Friday, November 14, 2008
(Detroit) – Like two superior game pieces, Dr. George and Vivian Dean have strategically moved themselves around the world gathering the most dynamic, rare and unusual chess sets they could find.
Their world-renown collection will be on display at the Detroit Institute of Arts (DIA) in the exhibition Master Pieces: Chess Sets from the Dr. George and Vivian Dean Collection from December 26, 2008 to May 17, 2009. Master Pieces includes more than two dozen exquisite sets ranging from the 16th to the 20th centuries from Asia, the Middle East, Europe, and the United States. The exhibition is free with museum admission.
Dean, a physician who owned practices in Redford and Southfield, Michigan, said the hobby started when he and Vivian took a trip to the Middle East in 1962. In the lobby of their hotel, Vivian fell in love with a silver and gold chess set made by a Yemeni craftsman. The couple’s $200 souvenir budget was spent on an impulse purchase that would spark an enduring interest.
“After that, whenever we went on a trip, we would buy a chess set,” said Dean, founder and president emeritus of Chess Collectors International. “Then we got the bug and started going on ‘chess set safaris.’ We would pick a country, learn how to say, ‘Do you have any antique chess sets?’ in the language of that country, then rent a car and drive around and buy them.”
Today, the Deans have the most extensive collection of antique and fine art chess sets in the world. Included in the collection is the only Faberge chess set ever made.
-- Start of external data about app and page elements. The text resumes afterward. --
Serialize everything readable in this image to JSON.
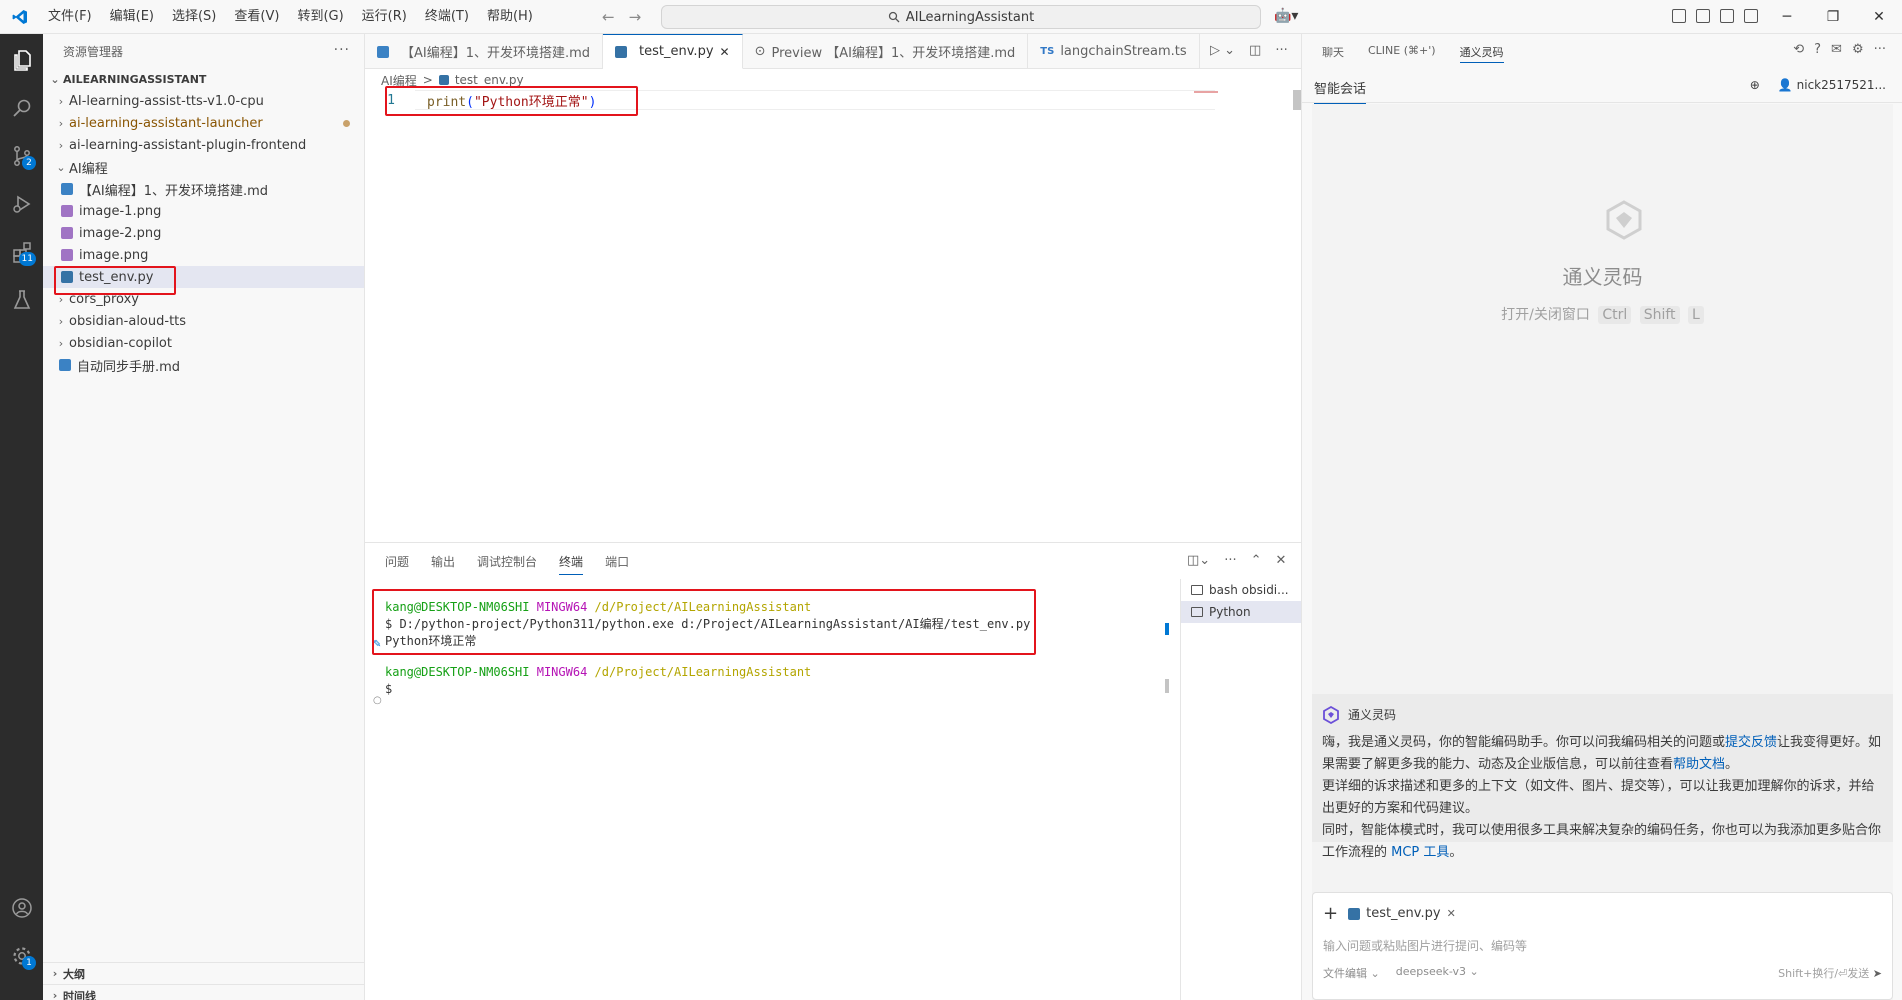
{
  "app": {
    "menu": [
      "文件(F)",
      "编辑(E)",
      "选择(S)",
      "查看(V)",
      "转到(G)",
      "运行(R)",
      "终端(T)",
      "帮助(H)"
    ],
    "search_text": "AILearningAssistant",
    "colors": {
      "accent": "#005fb8",
      "activity_bar": "#2c2c2c",
      "highlight": "#e3141c"
    }
  },
  "activity_bar": {
    "source_control_badge": "2",
    "extensions_badge": "11",
    "settings_badge": "1"
  },
  "explorer": {
    "title": "资源管理器",
    "more": "···",
    "root": "AILEARNINGASSISTANT",
    "items": [
      {
        "label": "AI-learning-assist-tts-v1.0-cpu",
        "type": "folder"
      },
      {
        "label": "ai-learning-assistant-launcher",
        "type": "folder"
      },
      {
        "label": "ai-learning-assistant-plugin-frontend",
        "type": "folder"
      },
      {
        "label": "AI编程",
        "type": "folder"
      },
      {
        "label": "【AI编程】1、开发环境搭建.md",
        "type": "md"
      },
      {
        "label": "image-1.png",
        "type": "png"
      },
      {
        "label": "image-2.png",
        "type": "png"
      },
      {
        "label": "image.png",
        "type": "png"
      },
      {
        "label": "test_env.py",
        "type": "py"
      },
      {
        "label": "cors_proxy",
        "type": "folder"
      },
      {
        "label": "obsidian-aloud-tts",
        "type": "folder"
      },
      {
        "label": "obsidian-copilot",
        "type": "folder"
      },
      {
        "label": "自动同步手册.md",
        "type": "md"
      }
    ],
    "outline": "大纲",
    "timeline": "时间线"
  },
  "tabs": [
    {
      "label": "【AI编程】1、开发环境搭建.md"
    },
    {
      "label": "test_env.py"
    },
    {
      "label": "Preview 【AI编程】1、开发环境搭建.md"
    },
    {
      "label": "langchainStream.ts"
    }
  ],
  "breadcrumb": {
    "folder": "AI编程",
    "sep": ">",
    "file": "test_env.py"
  },
  "editor": {
    "line_number": "1",
    "fn": "print",
    "open_paren": "(",
    "string": "\"Python环境正常\"",
    "close_paren": ")"
  },
  "panel": {
    "tabs": [
      "问题",
      "输出",
      "调试控制台",
      "终端",
      "端口"
    ],
    "terminal": {
      "user": "kang@DESKTOP-NM06SHI",
      "host": "MINGW64",
      "path": "/d/Project/AILearningAssistant",
      "command": "$ D:/python-project/Python311/python.exe d:/Project/AILearningAssistant/AI编程/test_env.py",
      "output": "Python环境正常",
      "prompt": "$"
    },
    "terminal_list": [
      "bash obsidi...",
      "Python"
    ]
  },
  "right_panel": {
    "tabs": [
      "聊天",
      "CLINE (⌘+')",
      "通义灵码"
    ],
    "session_title": "智能会话",
    "user_name": "nick2517521...",
    "brand_name": "通义灵码",
    "shortcut_label": "打开/关闭窗口",
    "shortcut_keys": [
      "Ctrl",
      "Shift",
      "L"
    ],
    "welcome": {
      "name": "通义灵码",
      "p1a": "嗨，我是通义灵码，你的智能编码助手。你可以问我编码相关的问题或",
      "p1_link": "提交反馈",
      "p1b": "让我变得更好。如果需要了解更多我的能力、动态及企业版信息，可以前往查看",
      "p1_link2": "帮助文档",
      "p1c": "。",
      "p2": "更详细的诉求描述和更多的上下文（如文件、图片、提交等），可以让我更加理解你的诉求，并给出更好的方案和代码建议。",
      "p3a": "同时，智能体模式时，我可以使用很多工具来解决复杂的编码任务，你也可以为我添加更多贴合你工作流程的 ",
      "p3_link": "MCP 工具",
      "p3b": "。"
    },
    "input": {
      "context_file": "test_env.py",
      "placeholder": "输入问题或粘贴图片进行提问、编码等",
      "mode": "文件编辑",
      "model": "deepseek-v3",
      "send_hint": "Shift+换行/⏎发送"
    }
  }
}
Featuring a wide range of materials and designs, pieces and boards in the DIA exhibition demonstrate how differently artists throughout history and across the globe have interpreted the game of chess. The artists’ superb craftsmanship and creativity are explored, with sections featuring ivory and porcelain examples, including sets by Sèvres and Meissen. Some sets include tiny insects, sea creatures, and a variety of precious bejeweled objects.
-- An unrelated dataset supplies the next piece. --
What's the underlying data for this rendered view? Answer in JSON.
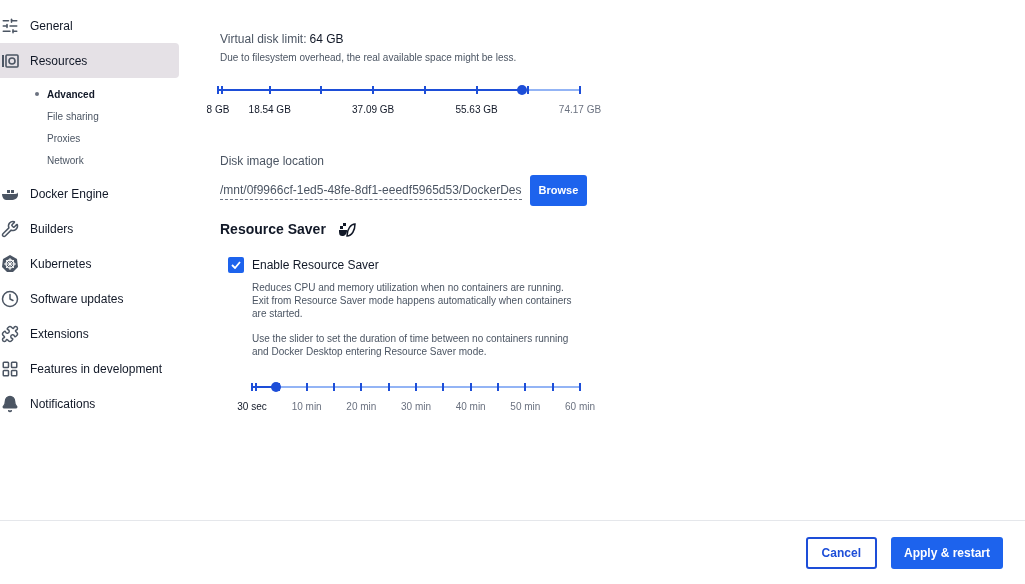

Several themes are explored in the exhibition, including the ideological oppositions that the game of chess has been used to evoke, such as Good vs. Evil or Communism vs. Capitalism; the fascinating stories of set ownership, such as one commissioned from Fabergé and another once owned by Catherine the Great; and the variety of artistic styles, including abstract and modern. Some of the modern artists featured are Man Ray and Salvador Dalí.
Items including chess sets and books will be available in the DIA’s Museum Shop.
This exhibition has been generously supported by Dr. George and Vivian Dean. Additional support has been provided by the Michigan Council for Arts and Cultural Affairs and the City of Detroit.
Chess related activities:
- Three chess stations will be positioned near the exhibition during business hours for attendees to play at their leisure.
- The Detroit City Chess Club meets at the DIA every Friday from 5–9 p.m. for chess practice. The club’s mission is to teach area students the game and life lessons. Members of the club have won national, regional, and state competitions. People wanting to learn how to play chess should show up between 5 and 7 p.m. There will be no teaching between 7 p.m. and 9 p.m.
Hours and admission:
10 a.m. to 5 p.m. Wednesdays and Thursdays, 10 a.m. to 10 p.m. Fridays, and 10 a.m. to 6 p.m. Saturdays and Sundays. Admission is $8 for adults, $6 for senior citizens, and $4 for youth ages 6-17. DIA members are admitted free. For more information, call (313) 833-7900 or see the website at www.dia.org.
The Detroit Institute of Arts (DIA),located at 5200 Woodward Avenue in Detroit, is one of the premier art museums in the United States and home to more than 60,000 works that comprise a multicultural survey of human creativity from ancient times through the 21st century. From the first van Gogh painting to enter a U.S. museum (Self Portrait, 1887), to Diego Rivera's world-renowned Detroit Industry murals (1932–33), the DIA's collection is known for its quality, range, and depth.
Programs are made possible with support from the Michigan Council for Arts and Cultural Affairs and the City of Detroit.
Photos available upon request